- _Directions_
Return all lines from the entries below in which the word "title" is present.
*** Opening of Source material ***
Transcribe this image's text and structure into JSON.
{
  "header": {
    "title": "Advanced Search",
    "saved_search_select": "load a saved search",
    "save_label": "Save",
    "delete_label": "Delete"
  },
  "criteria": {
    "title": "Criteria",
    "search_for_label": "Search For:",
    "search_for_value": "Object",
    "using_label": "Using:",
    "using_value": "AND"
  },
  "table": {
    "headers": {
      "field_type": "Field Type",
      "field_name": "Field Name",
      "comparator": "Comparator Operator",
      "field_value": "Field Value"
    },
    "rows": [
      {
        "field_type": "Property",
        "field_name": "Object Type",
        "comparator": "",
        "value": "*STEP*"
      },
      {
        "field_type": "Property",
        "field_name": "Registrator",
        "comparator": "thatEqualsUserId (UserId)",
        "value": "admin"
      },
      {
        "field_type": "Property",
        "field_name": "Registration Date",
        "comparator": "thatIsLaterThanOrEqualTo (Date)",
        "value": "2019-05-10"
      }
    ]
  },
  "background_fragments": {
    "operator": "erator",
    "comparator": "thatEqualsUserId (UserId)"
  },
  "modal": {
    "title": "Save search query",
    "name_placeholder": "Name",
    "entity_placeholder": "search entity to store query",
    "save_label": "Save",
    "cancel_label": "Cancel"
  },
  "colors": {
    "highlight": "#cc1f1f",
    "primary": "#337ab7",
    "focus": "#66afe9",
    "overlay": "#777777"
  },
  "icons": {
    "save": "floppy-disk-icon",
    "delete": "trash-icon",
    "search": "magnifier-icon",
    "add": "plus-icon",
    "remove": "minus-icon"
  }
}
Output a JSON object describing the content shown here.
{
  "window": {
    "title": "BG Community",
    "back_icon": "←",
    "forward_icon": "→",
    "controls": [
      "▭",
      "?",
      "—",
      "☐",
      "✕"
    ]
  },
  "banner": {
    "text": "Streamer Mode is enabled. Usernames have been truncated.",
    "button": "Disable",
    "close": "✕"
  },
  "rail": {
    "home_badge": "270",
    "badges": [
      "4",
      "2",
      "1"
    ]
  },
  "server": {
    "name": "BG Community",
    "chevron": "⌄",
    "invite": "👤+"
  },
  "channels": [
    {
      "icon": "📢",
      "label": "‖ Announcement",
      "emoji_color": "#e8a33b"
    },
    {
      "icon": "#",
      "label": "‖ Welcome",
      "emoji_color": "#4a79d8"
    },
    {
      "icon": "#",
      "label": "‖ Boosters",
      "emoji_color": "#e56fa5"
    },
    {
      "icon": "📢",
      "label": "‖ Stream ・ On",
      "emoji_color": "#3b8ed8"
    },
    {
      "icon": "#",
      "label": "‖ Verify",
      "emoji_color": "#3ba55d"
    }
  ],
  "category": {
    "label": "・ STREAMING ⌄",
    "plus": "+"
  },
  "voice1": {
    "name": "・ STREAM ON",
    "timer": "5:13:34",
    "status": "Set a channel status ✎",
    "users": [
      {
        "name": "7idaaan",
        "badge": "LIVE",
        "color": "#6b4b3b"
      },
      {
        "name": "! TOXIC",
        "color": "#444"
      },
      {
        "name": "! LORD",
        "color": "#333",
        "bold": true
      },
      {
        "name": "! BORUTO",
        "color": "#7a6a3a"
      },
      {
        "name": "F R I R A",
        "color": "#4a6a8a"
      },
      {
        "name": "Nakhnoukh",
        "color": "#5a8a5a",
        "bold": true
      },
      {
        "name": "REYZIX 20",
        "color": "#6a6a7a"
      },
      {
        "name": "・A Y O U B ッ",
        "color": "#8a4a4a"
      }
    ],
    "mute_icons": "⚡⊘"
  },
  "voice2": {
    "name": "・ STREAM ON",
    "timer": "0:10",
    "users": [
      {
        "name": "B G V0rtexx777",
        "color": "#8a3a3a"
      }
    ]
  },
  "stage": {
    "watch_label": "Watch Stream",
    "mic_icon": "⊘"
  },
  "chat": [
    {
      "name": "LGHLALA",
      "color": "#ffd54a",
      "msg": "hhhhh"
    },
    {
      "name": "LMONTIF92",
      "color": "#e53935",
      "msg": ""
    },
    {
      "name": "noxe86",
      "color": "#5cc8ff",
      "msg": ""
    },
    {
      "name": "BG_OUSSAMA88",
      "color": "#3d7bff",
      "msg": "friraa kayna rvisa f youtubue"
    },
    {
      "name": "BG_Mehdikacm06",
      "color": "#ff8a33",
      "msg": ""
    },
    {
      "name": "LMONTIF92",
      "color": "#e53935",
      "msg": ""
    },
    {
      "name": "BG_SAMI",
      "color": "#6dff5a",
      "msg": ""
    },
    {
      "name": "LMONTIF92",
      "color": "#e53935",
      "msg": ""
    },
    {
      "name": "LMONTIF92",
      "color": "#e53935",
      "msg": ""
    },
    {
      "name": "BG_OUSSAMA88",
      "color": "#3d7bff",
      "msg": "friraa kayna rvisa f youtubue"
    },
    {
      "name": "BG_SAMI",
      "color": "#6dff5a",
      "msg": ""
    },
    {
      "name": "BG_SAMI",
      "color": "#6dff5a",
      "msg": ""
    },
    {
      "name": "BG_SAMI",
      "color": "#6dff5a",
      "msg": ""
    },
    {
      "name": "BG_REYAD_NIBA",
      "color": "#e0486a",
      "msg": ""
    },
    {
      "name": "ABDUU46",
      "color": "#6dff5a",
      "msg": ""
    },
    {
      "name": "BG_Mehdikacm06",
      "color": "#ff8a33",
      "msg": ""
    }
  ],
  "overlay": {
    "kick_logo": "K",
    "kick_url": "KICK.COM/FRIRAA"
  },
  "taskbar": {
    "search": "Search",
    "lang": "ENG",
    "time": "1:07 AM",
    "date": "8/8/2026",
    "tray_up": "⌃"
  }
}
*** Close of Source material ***
- _Completed exercise_
    "title": "Advanced Search",
    "title": "Criteria",
    "title": "Save search query",
    "title": "BG Community",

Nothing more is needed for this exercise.